EXERCISE DATA section start
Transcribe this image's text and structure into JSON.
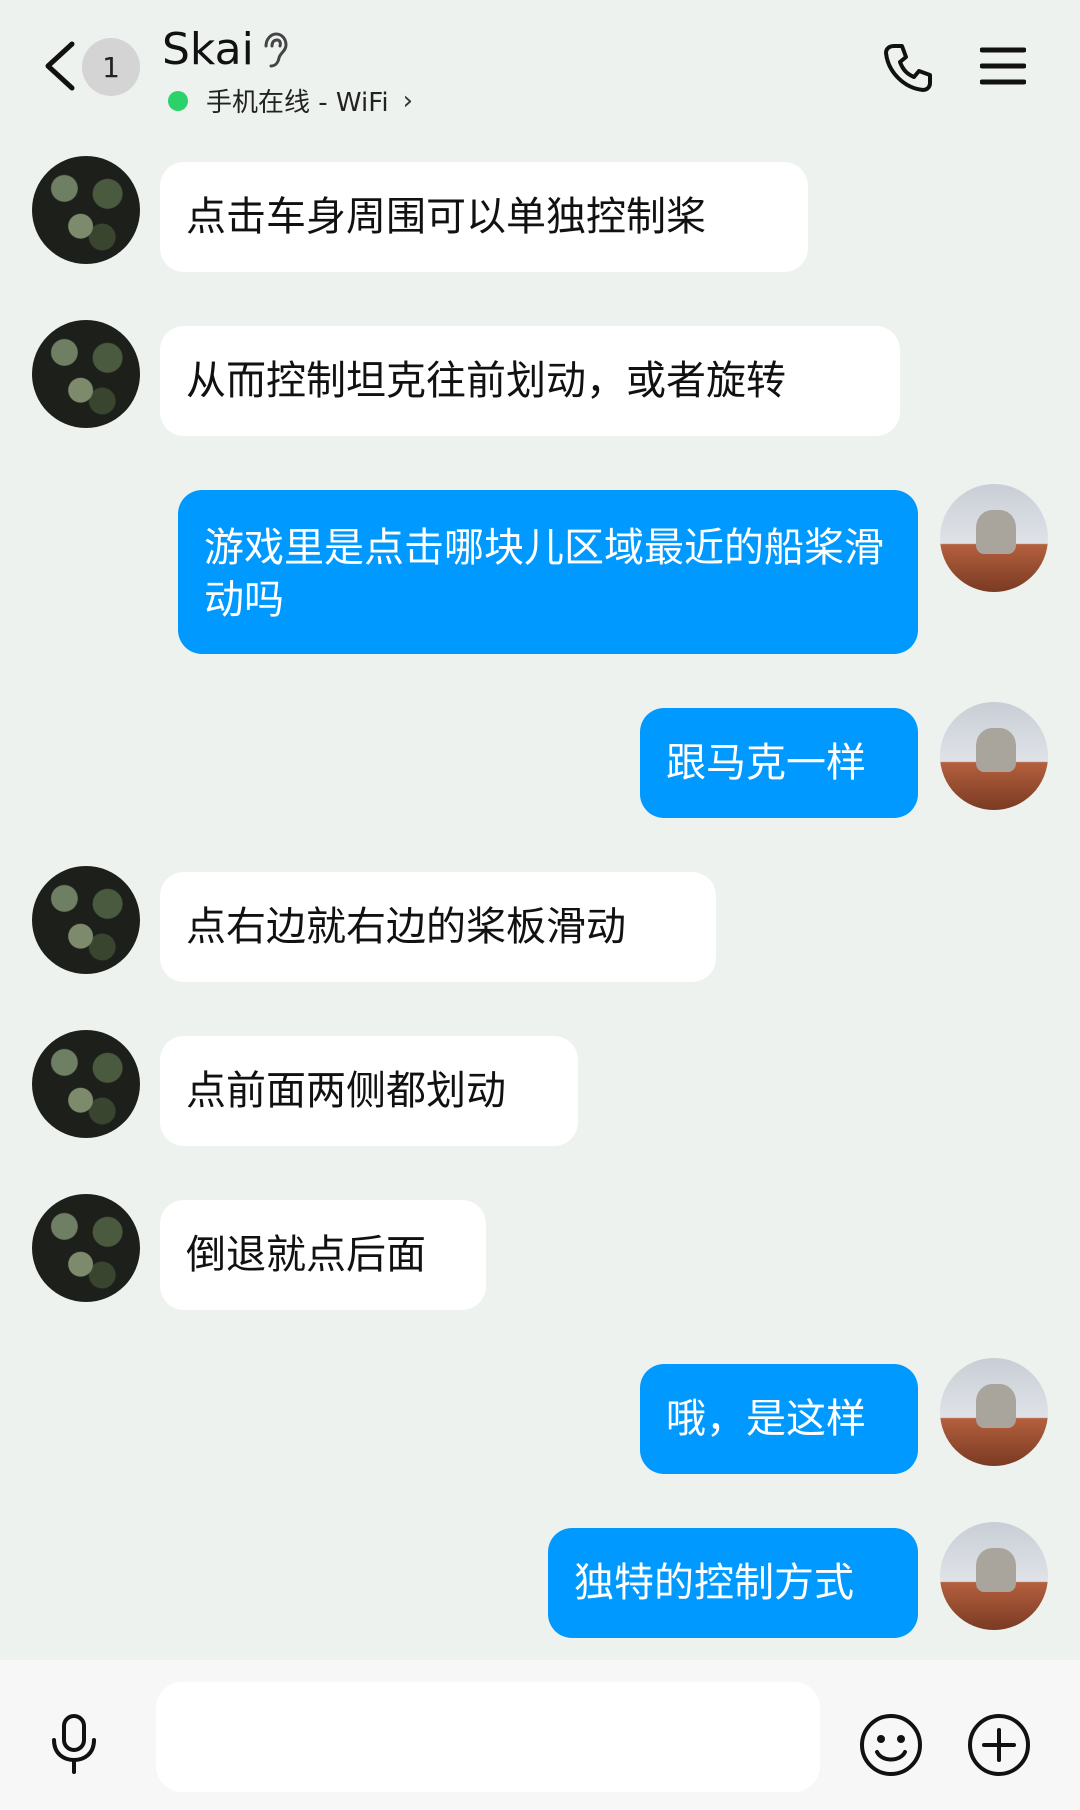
{
  "header": {
    "unread_count": "1",
    "title": "Skai",
    "status": "手机在线 - WiFi",
    "status_color": "#2bd26a"
  },
  "messages": [
    {
      "from": "other",
      "text": "点击车身周围可以单独控制桨"
    },
    {
      "from": "other",
      "text": "从而控制坦克往前划动，或者旋转"
    },
    {
      "from": "self",
      "text": "游戏里是点击哪块儿区域最近的船桨滑动吗"
    },
    {
      "from": "self",
      "text": "跟马克一样"
    },
    {
      "from": "other",
      "text": "点右边就右边的桨板滑动"
    },
    {
      "from": "other",
      "text": "点前面两侧都划动"
    },
    {
      "from": "other",
      "text": "倒退就点后面"
    },
    {
      "from": "self",
      "text": "哦，是这样"
    },
    {
      "from": "self",
      "text": "独特的控制方式"
    }
  ],
  "input": {
    "value": ""
  },
  "colors": {
    "self_bubble": "#0099ff",
    "other_bubble": "#ffffff",
    "background": "#edf2ef"
  },
  "icons": [
    "back-arrow-icon",
    "ear-icon",
    "phone-icon",
    "menu-icon",
    "microphone-icon",
    "emoji-icon",
    "plus-icon"
  ]
}
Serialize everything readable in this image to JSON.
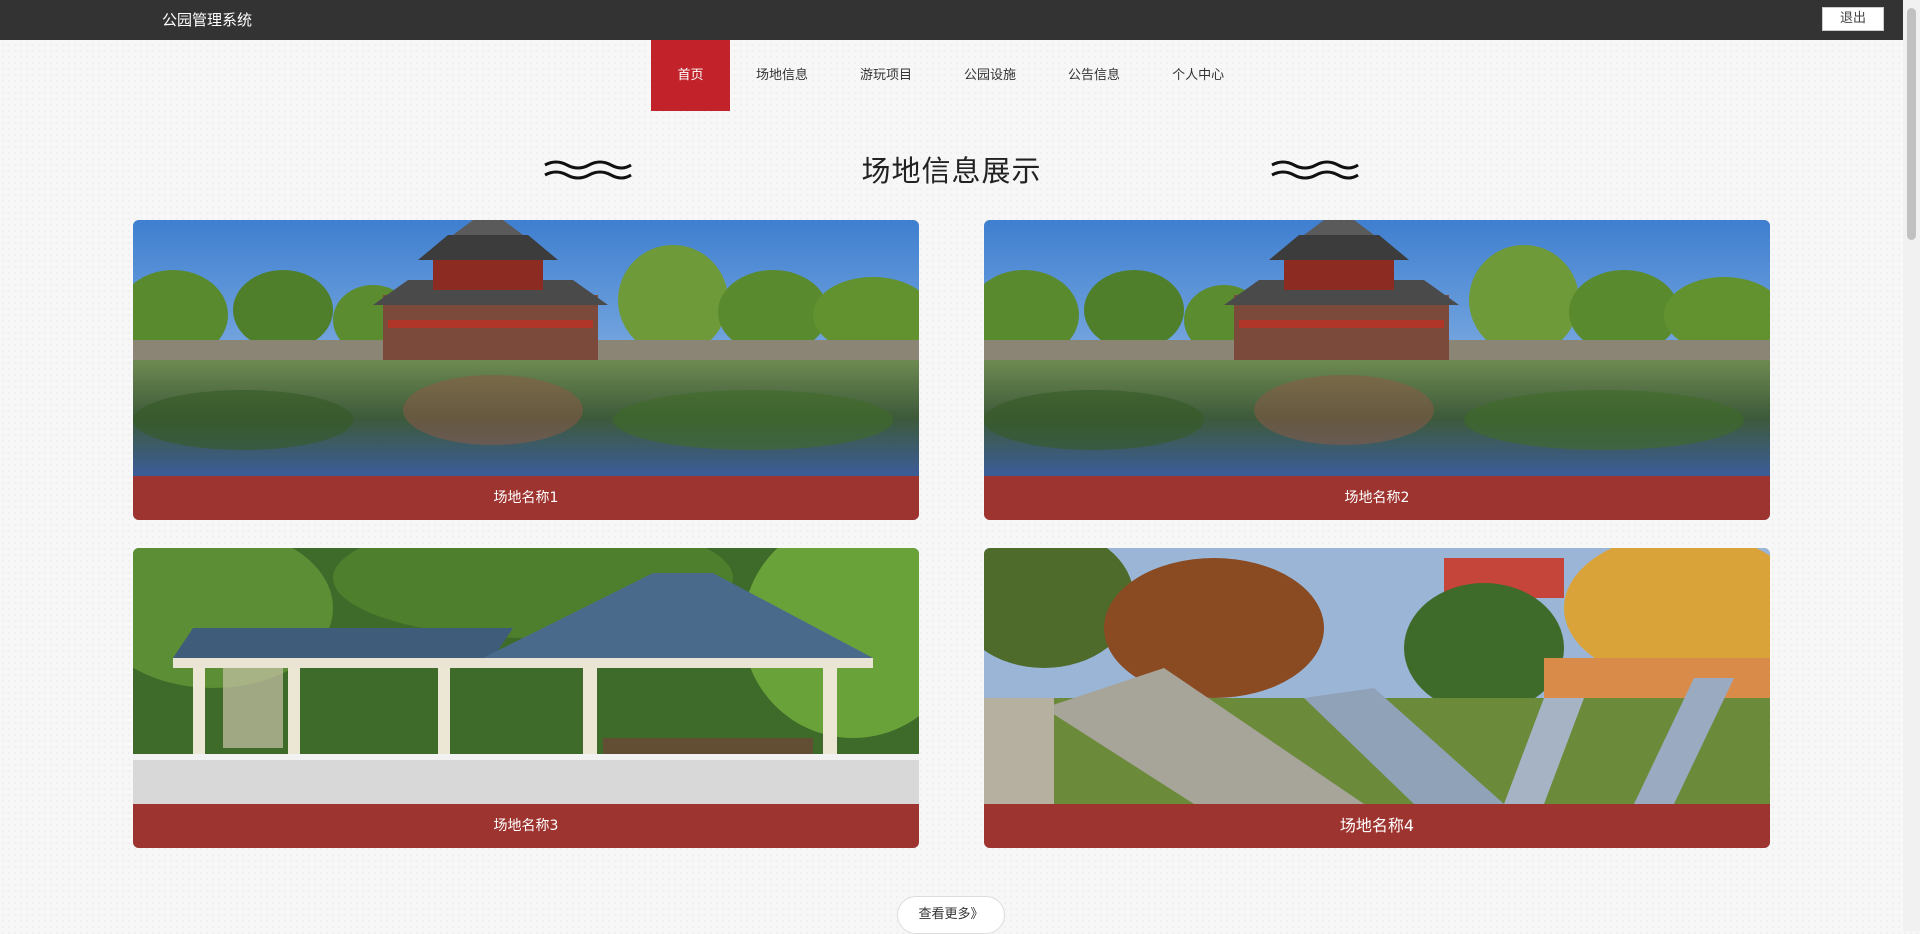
{
  "header": {
    "title": "公园管理系统",
    "logout_label": "退出"
  },
  "nav": {
    "items": [
      {
        "label": "首页",
        "active": true
      },
      {
        "label": "场地信息"
      },
      {
        "label": "游玩项目"
      },
      {
        "label": "公园设施"
      },
      {
        "label": "公告信息"
      },
      {
        "label": "个人中心"
      }
    ]
  },
  "section": {
    "title": "场地信息展示"
  },
  "venues": [
    {
      "name": "场地名称1",
      "image": "palace-corner-tower-moat"
    },
    {
      "name": "场地名称2",
      "image": "palace-corner-tower-moat"
    },
    {
      "name": "场地名称3",
      "image": "lakeside-pavilion-corridor"
    },
    {
      "name": "场地名称4",
      "image": "playground-slides-autumn"
    }
  ],
  "more_label": "查看更多》",
  "colors": {
    "topbar": "#333333",
    "nav_active": "#c2232a",
    "caption_bg": "#9e3430"
  }
}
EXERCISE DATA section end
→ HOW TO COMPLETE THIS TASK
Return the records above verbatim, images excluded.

→ SOLUTION TO THE PROBLEM
Transcribe this image's text and structure into JSON.
{
  "header": {
    "unread_count": "1",
    "title": "Skai",
    "status": "手机在线 - WiFi",
    "status_color": "#2bd26a"
  },
  "messages": [
    {
      "from": "other",
      "text": "点击车身周围可以单独控制桨"
    },
    {
      "from": "other",
      "text": "从而控制坦克往前划动，或者旋转"
    },
    {
      "from": "self",
      "text": "游戏里是点击哪块儿区域最近的船桨滑动吗"
    },
    {
      "from": "self",
      "text": "跟马克一样"
    },
    {
      "from": "other",
      "text": "点右边就右边的桨板滑动"
    },
    {
      "from": "other",
      "text": "点前面两侧都划动"
    },
    {
      "from": "other",
      "text": "倒退就点后面"
    },
    {
      "from": "self",
      "text": "哦，是这样"
    },
    {
      "from": "self",
      "text": "独特的控制方式"
    }
  ],
  "input": {
    "value": ""
  },
  "colors": {
    "self_bubble": "#0099ff",
    "other_bubble": "#ffffff",
    "background": "#edf2ef"
  },
  "icons": [
    "back-arrow-icon",
    "ear-icon",
    "phone-icon",
    "menu-icon",
    "microphone-icon",
    "emoji-icon",
    "plus-icon"
  ]
}
Serialize everything readable in this image to JSON.
{
  "header": {
    "title": "公园管理系统",
    "logout_label": "退出"
  },
  "nav": {
    "items": [
      {
        "label": "首页",
        "active": true
      },
      {
        "label": "场地信息"
      },
      {
        "label": "游玩项目"
      },
      {
        "label": "公园设施"
      },
      {
        "label": "公告信息"
      },
      {
        "label": "个人中心"
      }
    ]
  },
  "section": {
    "title": "场地信息展示"
  },
  "venues": [
    {
      "name": "场地名称1",
      "image": "palace-corner-tower-moat"
    },
    {
      "name": "场地名称2",
      "image": "palace-corner-tower-moat"
    },
    {
      "name": "场地名称3",
      "image": "lakeside-pavilion-corridor"
    },
    {
      "name": "场地名称4",
      "image": "playground-slides-autumn"
    }
  ],
  "more_label": "查看更多》",
  "colors": {
    "topbar": "#333333",
    "nav_active": "#c2232a",
    "caption_bg": "#9e3430"
  }
}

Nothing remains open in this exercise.